R’ Boruch Perton relates that, “When I was Mechina (in Yeshivas Ner Yisrael Baltimore), I had earned the rank of Eagle Scout with the Boy Scouts. I wanted an extra ‘out Shabos’ to attend the special celebration being held in my honor. I asked Rebbi (R’ Yosef Tendler z’l), who had never heard of an Eagle Scout, for permission to go. I explained what an Eagle Scout was, and he said, ‘You can go on one condition. I will write a dvar Torah that you will say at the event.’ And he did. It was about priorities and values, and stressed that the most important thing in this world is not being an Eagle Scout, but being a ben Torah.
I went, and I gave the dvar Torah. Without exaggeration, every time I spent Shabos with him for the next thirty years, he reminded me of that dvar Torah. In November 2010, I was spending a Shabos with Rebbi when his brother, R’ Shalom, was there. Once again, Rebbi reminded me of that dvar Torah, saying it over to his brother at the Shabos table” (I am Your Servant, Artscroll, p.246).

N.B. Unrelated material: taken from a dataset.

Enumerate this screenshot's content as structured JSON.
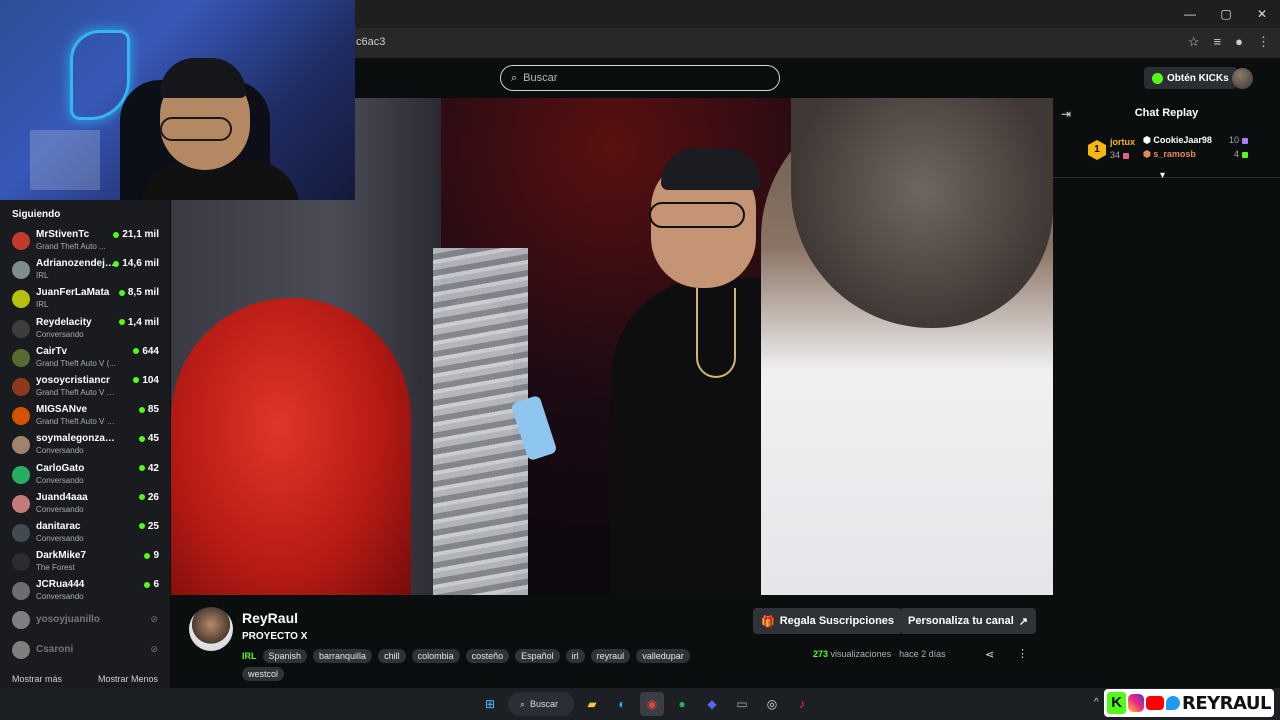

Indeed, כֹּל אֲשֶׁר–דִּבֶּר ה’ נַעֲשֶׂה וְנִשְׁמָע – all that G-d has spoken, we will do and we will listen (Shemos 24:7); כי הם חיינו ואורך ימינו – for Torah and mitzvos are our life and the length of our days.
,בברכת שבת שלום וחג שבועות שמח